### Task item
Where a line of the listing below includes the word "title", reproduce that line.
BEGIN Stored data
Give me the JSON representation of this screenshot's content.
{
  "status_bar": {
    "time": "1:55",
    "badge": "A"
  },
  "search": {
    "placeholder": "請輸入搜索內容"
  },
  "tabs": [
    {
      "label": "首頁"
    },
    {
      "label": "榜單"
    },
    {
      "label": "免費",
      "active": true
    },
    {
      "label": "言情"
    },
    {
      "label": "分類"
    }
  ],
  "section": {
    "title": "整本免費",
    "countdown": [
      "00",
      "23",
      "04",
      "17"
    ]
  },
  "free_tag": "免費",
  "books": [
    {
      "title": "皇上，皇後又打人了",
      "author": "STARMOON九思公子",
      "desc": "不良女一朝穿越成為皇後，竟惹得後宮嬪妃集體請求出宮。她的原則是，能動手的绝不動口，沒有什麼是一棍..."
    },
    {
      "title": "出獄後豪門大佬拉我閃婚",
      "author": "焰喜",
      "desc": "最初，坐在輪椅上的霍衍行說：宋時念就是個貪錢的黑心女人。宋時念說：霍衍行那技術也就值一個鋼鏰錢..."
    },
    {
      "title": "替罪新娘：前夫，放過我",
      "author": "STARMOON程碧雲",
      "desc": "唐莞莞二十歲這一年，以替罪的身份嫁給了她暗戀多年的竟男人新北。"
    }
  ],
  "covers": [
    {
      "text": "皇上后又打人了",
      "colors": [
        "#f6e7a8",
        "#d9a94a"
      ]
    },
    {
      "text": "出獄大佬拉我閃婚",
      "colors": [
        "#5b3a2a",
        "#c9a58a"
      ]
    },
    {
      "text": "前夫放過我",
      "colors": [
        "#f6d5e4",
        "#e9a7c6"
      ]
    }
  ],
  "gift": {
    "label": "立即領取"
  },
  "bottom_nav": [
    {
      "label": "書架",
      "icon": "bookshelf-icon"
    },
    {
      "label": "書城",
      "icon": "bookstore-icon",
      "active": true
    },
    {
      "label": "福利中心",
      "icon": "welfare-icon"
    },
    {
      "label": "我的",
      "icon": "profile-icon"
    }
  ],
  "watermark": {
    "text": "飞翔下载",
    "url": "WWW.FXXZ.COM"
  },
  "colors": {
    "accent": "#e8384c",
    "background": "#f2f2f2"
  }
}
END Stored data
### Written solution
    "title": "整本免費",
      "title": "皇上，皇後又打人了",
      "title": "出獄後豪門大佬拉我閃婚",
      "title": "替罪新娘：前夫，放過我",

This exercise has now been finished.